Website and app data records:

=== Section Start ===

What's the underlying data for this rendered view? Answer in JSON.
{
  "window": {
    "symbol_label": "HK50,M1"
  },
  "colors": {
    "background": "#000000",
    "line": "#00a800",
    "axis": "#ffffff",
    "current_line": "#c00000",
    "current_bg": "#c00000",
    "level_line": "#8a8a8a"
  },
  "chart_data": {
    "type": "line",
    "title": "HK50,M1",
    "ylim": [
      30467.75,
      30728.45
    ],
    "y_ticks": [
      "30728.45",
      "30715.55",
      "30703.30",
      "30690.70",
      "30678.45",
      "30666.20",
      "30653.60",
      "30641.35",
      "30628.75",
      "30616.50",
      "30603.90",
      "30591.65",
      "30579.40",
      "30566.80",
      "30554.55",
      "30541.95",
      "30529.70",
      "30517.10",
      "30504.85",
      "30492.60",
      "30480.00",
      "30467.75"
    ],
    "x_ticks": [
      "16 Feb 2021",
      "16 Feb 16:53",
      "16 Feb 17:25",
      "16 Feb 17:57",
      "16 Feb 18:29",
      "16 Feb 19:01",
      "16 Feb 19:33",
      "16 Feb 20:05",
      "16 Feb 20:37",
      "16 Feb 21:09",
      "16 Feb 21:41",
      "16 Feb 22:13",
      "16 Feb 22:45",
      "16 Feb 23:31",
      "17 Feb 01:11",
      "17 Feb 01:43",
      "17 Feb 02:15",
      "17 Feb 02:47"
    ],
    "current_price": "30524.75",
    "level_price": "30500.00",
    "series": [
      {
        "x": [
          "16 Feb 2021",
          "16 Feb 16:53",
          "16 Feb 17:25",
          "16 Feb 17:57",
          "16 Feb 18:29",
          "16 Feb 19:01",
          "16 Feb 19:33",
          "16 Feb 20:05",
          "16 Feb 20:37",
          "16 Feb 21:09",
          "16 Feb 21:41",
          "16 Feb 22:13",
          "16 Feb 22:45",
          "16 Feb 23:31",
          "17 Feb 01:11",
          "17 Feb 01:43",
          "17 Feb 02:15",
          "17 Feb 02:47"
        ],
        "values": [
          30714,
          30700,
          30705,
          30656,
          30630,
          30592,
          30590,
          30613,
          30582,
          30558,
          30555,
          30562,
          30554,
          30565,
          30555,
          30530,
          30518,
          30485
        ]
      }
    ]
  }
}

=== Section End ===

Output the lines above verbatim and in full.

▶ **Solution**
What's the underlying data for this rendered view? Answer in JSON.
{
  "window": {
    "symbol_label": "HK50,M1"
  },
  "colors": {
    "background": "#000000",
    "line": "#00a800",
    "axis": "#ffffff",
    "current_line": "#c00000",
    "current_bg": "#c00000",
    "level_line": "#8a8a8a"
  },
  "chart_data": {
    "type": "line",
    "title": "HK50,M1",
    "ylim": [
      30467.75,
      30728.45
    ],
    "y_ticks": [
      "30728.45",
      "30715.55",
      "30703.30",
      "30690.70",
      "30678.45",
      "30666.20",
      "30653.60",
      "30641.35",
      "30628.75",
      "30616.50",
      "30603.90",
      "30591.65",
      "30579.40",
      "30566.80",
      "30554.55",
      "30541.95",
      "30529.70",
      "30517.10",
      "30504.85",
      "30492.60",
      "30480.00",
      "30467.75"
    ],
    "x_ticks": [
      "16 Feb 2021",
      "16 Feb 16:53",
      "16 Feb 17:25",
      "16 Feb 17:57",
      "16 Feb 18:29",
      "16 Feb 19:01",
      "16 Feb 19:33",
      "16 Feb 20:05",
      "16 Feb 20:37",
      "16 Feb 21:09",
      "16 Feb 21:41",
      "16 Feb 22:13",
      "16 Feb 22:45",
      "16 Feb 23:31",
      "17 Feb 01:11",
      "17 Feb 01:43",
      "17 Feb 02:15",
      "17 Feb 02:47"
    ],
    "current_price": "30524.75",
    "level_price": "30500.00",
    "series": [
      {
        "x": [
          "16 Feb 2021",
          "16 Feb 16:53",
          "16 Feb 17:25",
          "16 Feb 17:57",
          "16 Feb 18:29",
          "16 Feb 19:01",
          "16 Feb 19:33",
          "16 Feb 20:05",
          "16 Feb 20:37",
          "16 Feb 21:09",
          "16 Feb 21:41",
          "16 Feb 22:13",
          "16 Feb 22:45",
          "16 Feb 23:31",
          "17 Feb 01:11",
          "17 Feb 01:43",
          "17 Feb 02:15",
          "17 Feb 02:47"
        ],
        "values": [
          30714,
          30700,
          30705,
          30656,
          30630,
          30592,
          30590,
          30613,
          30582,
          30558,
          30555,
          30562,
          30554,
          30565,
          30555,
          30530,
          30518,
          30485
        ]
      }
    ]
  }
}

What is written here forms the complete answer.